That’s why Owens believes it took Pro Football Hall of Fame voters three tries to finally get him into the Canton shrine, although he’s not actually going to Ohio. Miffed that he was passed over twice, Owens is skipping the induction ceremony and instead giving his acceptance speech at the University of Tennessee at Chattanooga.
Owens said he visited the hall after his selection and decided he’d rather celebrate the big day at his alma mater.
“I feel the Hall of Fame committee needs to find a better formula and format in which guys get nominated and inducted, because all the hard work we’re doing as players to better our lives, our careers, our fate is in guys’ hands that have never played before,” Owens said, perhaps ignoring that Hall of Famers Dan Fouts and James Lofton are among the voters. “People not giving me my recognition because a few people have said they didn’t like me. The narrative has been created and portrayed that I was divisive in the locker room and I wasn’t a good person or a bad teammate, but there have been people who have stood on the table for me and said I was a good teammate, a great player. But that’s the narrative they didn’t go with.”

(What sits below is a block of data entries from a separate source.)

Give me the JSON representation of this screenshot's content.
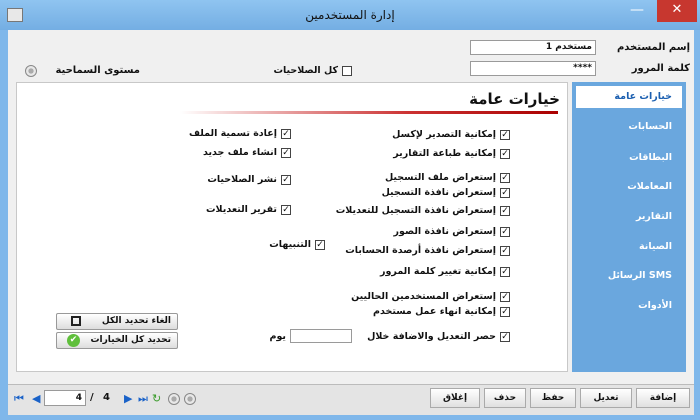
{
  "window": {
    "title": "إدارة المستخدمين",
    "minimize": "—",
    "maximize": "□",
    "close": "✕"
  },
  "user": {
    "username_label": "إسم المستخدم",
    "username_value": "مستخدم 1",
    "password_label": "كلمة المرور",
    "password_value": "****"
  },
  "all_permissions_label": "كل الصلاحيات",
  "tolerance_label": "مستوى السماحية",
  "sidebar": {
    "items": [
      {
        "label": "خيارات عامة"
      },
      {
        "label": "الحسابات"
      },
      {
        "label": "البطاقات"
      },
      {
        "label": "المعاملات"
      },
      {
        "label": "التقارير"
      },
      {
        "label": "الصيانة"
      },
      {
        "label": "الرسائل SMS"
      },
      {
        "label": "الأدوات"
      }
    ]
  },
  "section_title": "خيارات عامة",
  "options_right": [
    {
      "label": "إمكانية التصدير لإكسل",
      "checked": true
    },
    {
      "label": "إمكانية طباعة التقارير",
      "checked": true
    },
    {
      "label": "إستعراض ملف التسجيل",
      "checked": true
    },
    {
      "label": "إستعراض نافذة التسجيل",
      "checked": true
    },
    {
      "label": "إستعراض نافذة التسجيل للتعديلات",
      "checked": true
    },
    {
      "label": "إستعراض نافذة الصور",
      "checked": true
    },
    {
      "label": "إستعراض نافذة أرصدة الحسابات",
      "checked": true
    },
    {
      "label": "إمكانية تغيير كلمة المرور",
      "checked": true
    },
    {
      "label": "إستعراض المستخدمين الحاليين",
      "checked": true
    },
    {
      "label": "إمكانية انهاء عمل مستخدم",
      "checked": true
    },
    {
      "label": "حصر التعديل والاضافة خلال",
      "checked": true
    }
  ],
  "options_left": [
    {
      "label": "إعادة تسمية الملف",
      "checked": true
    },
    {
      "label": "انشاء ملف جديد",
      "checked": true
    },
    {
      "label": "نشر الصلاحيات",
      "checked": true
    },
    {
      "label": "تقرير التعديلات",
      "checked": true
    }
  ],
  "alerts_option": {
    "label": "التنبيهات",
    "checked": true
  },
  "days_unit": "يوم",
  "days_value": "",
  "buttons": {
    "unselect_all": "الغاء تحديد الكل",
    "select_all": "تحديد كل الخيارات"
  },
  "toolbar": {
    "add": "إضافة",
    "edit": "تعديل",
    "save": "حفظ",
    "delete": "حذف",
    "close": "إغلاق"
  },
  "navigator": {
    "current": "4",
    "separator": "/",
    "total": "4"
  },
  "icons": {
    "check": "✓",
    "first": "⏮",
    "prev": "◀",
    "next": "▶",
    "last": "⏭",
    "refresh": "↻",
    "select_all": "✔"
  },
  "colors": {
    "sidebar": "#6aa7de",
    "active_tab_text": "#1b5fb0",
    "title_bar": "#7fb7ea",
    "close_button": "#c7372f",
    "section_line": "#aa0000"
  }
}
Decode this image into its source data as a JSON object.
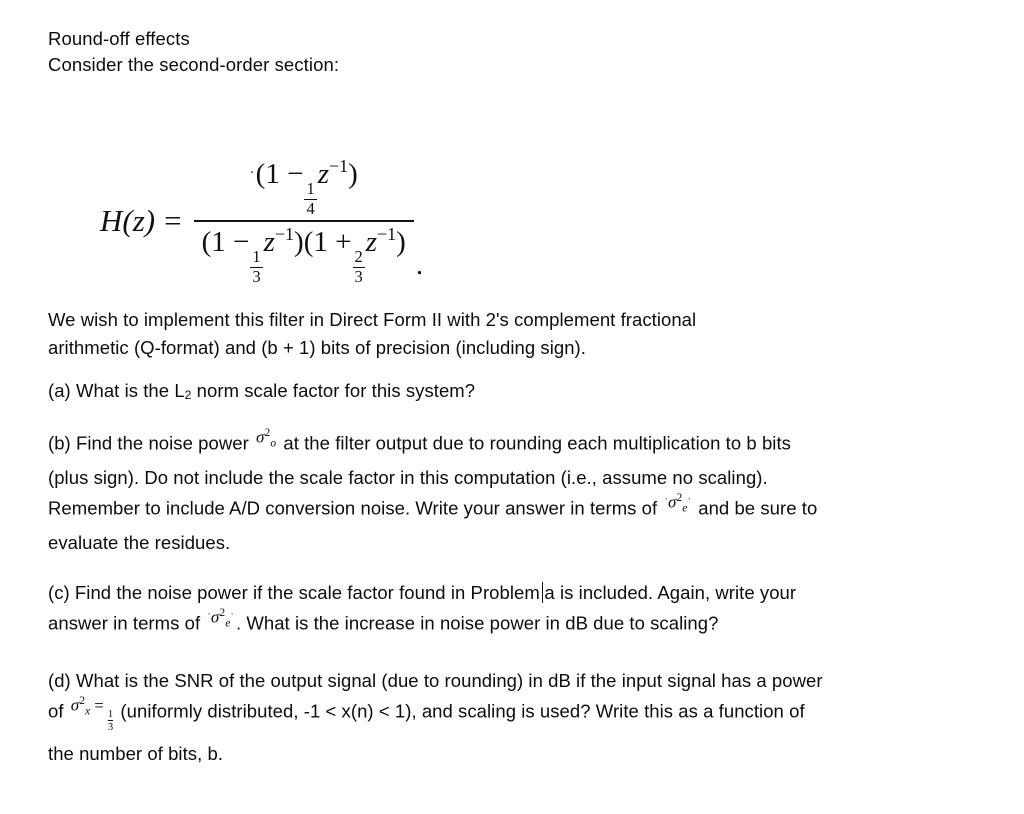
{
  "document": {
    "title_line": "Round-off effects",
    "intro_line": "Consider the second-order section:",
    "equation": {
      "lhs": "H(z)",
      "equals": "=",
      "leading_dot": "·",
      "numerator_plain": "(1 - 1/4 z^-1)",
      "denominator_plain": "(1 - 1/3 z^-1)(1 + 2/3 z^-1)",
      "trailing_dot": ".",
      "num": {
        "open": "(1 ",
        "minus": "−",
        "frac_num": "1",
        "frac_den": "4",
        "zvar": "z",
        "zexp": "−1",
        "close": ")"
      },
      "den": {
        "open1": "(1 ",
        "minus": "−",
        "f1_num": "1",
        "f1_den": "3",
        "zvar": "z",
        "zexp": "−1",
        "close1": ")",
        "open2": "(1 ",
        "plus": "+",
        "f2_num": "2",
        "f2_den": "3",
        "close2": ")"
      }
    },
    "paragraphs": {
      "implement_1": "We wish to implement this filter in Direct Form II with 2's complement fractional",
      "implement_2": "arithmetic (Q-format) and (b + 1) bits of precision (including sign).",
      "part_a": {
        "pre": "(a) What is the L",
        "sub": "2",
        "post": " norm scale factor for this system?"
      },
      "part_b": {
        "seg1": "(b) Find the noise power",
        "math1": {
          "sigma": "σ",
          "sup": "2",
          "sub": "o"
        },
        "seg2": "at the filter output due to rounding each multiplication to b bits",
        "seg3": "(plus sign). Do not include the scale factor in this computation (i.e., assume no scaling).",
        "seg4": "Remember to include A/D conversion noise. Write your answer in terms of",
        "math2": {
          "sigma": "σ",
          "sup": "2",
          "sub": "e"
        },
        "seg5": "and be sure to",
        "seg6": "evaluate the residues."
      },
      "part_c": {
        "seg1": "(c) Find the noise power if the scale factor found in Problem",
        "caret_word": "a",
        "seg2": "is included. Again, write your",
        "seg3": "answer in terms of",
        "math": {
          "sigma": "σ",
          "sup": "2",
          "sub": "e"
        },
        "seg4": ". What is the increase in noise power in dB due to scaling?"
      },
      "part_d": {
        "seg1": "(d) What is the SNR of the output signal (due to rounding) in dB if the input signal has a power",
        "seg2": "of",
        "math": {
          "sigma": "σ",
          "sup": "2",
          "sub": "x",
          "equals": "=",
          "frac_num": "1",
          "frac_den": "3"
        },
        "seg3": "(uniformly distributed, -1 < x(n) < 1), and scaling is used? Write this as a function of",
        "seg4": "the number of bits, b."
      }
    }
  },
  "colors": {
    "page_background": "#ffffff",
    "text": "#0d0d0d",
    "math": "#111111",
    "accent_dot": "#1a1ad0",
    "caret": "#111111"
  }
}
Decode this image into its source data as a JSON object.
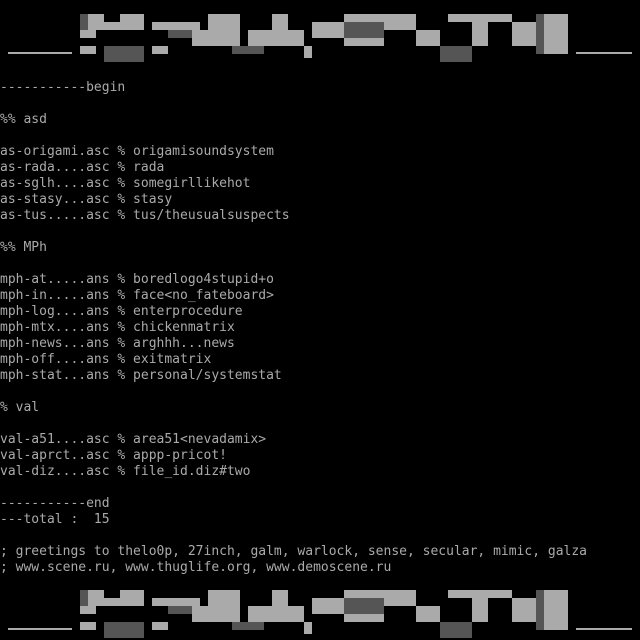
{
  "colors": {
    "background": "#000000",
    "text": "#aaaaaa",
    "logo_light": "#aaaaaa",
    "logo_dark": "#555555"
  },
  "banner": {
    "icon": "ascii-block-logo"
  },
  "lines": [
    "-----------begin",
    "",
    "%% asd",
    "",
    "as-origami.asc % origamisoundsystem",
    "as-rada....asc % rada",
    "as-sglh....asc % somegirllikehot",
    "as-stasy...asc % stasy",
    "as-tus.....asc % tus/theusualsuspects",
    "",
    "%% MPh",
    "",
    "mph-at.....ans % boredlogo4stupid+o",
    "mph-in.....ans % face<no_fateboard>",
    "mph-log....ans % enterprocedure",
    "mph-mtx....ans % chickenmatrix",
    "mph-news...ans % arghhh...news",
    "mph-off....ans % exitmatrix",
    "mph-stat...ans % personal/systemstat",
    "",
    "% val",
    "",
    "val-a51....asc % area51<nevadamix>",
    "val-aprct..asc % appp-pricot!",
    "val-diz....asc % file_id.diz#two",
    "",
    "-----------end",
    "---total :  15",
    "",
    "; greetings to thelo0p, 27inch, galm, warlock, sense, secular, mimic, galza",
    "; www.scene.ru, www.thuglife.org, www.demoscene.ru"
  ]
}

The 44-year-old Owens had a mostly sensational 15-year career playing for San Francisco, Philadelphia, Dallas, Buffalo and Cincinnati. He is second to Jerry Rice in receiving yards and third in touchdown catches behind Rice and Randy Moss, who was chosen in his first year of eligibility.
No. 81 was a five-time All-Pro, a six-time Pro Bowl pick and one of the most entertaining players of his generation. His touchdown celebrations are legendary and no one worked harder to stay in excellent shape. Some think Owens could still play in the NFL; he has toyed with an attempted comeback in the Canadian Football League. He had 72 catches for 983 yards and nine TDs in his final season, in 2010, and finished with 1,078 receptions, 15,934 yards receiving and 153 TDs.
Owens was part of eight playoff teams but only reached the Super Bowl once after joining the Eagles in 2004. He gave a heroic performance in Philadelphia’s 24-21 loss to New England, catching nine passes for 122 yards after defying doctor’s orders and returning to play on his surgically repaired ankle 6 1/2 weeks after an operation.
“What I did, it was bigger than the Super Bowl for me,” Owens said. “I understood the ultimate goal was to win the game and that was heavily on my mind, and I think with my performance, you can tell that was what was on my mind. But coming out of that tunnel for the first time, the media was waiting for me to run around on the field and go through my normal routine like I do before every game just to get a glimpse, see if I was limping, things of that nature on that ankle. Coming out of that tunnel, I wanted people to know my faith in God was the No. 1 reason I was able to do what I did.”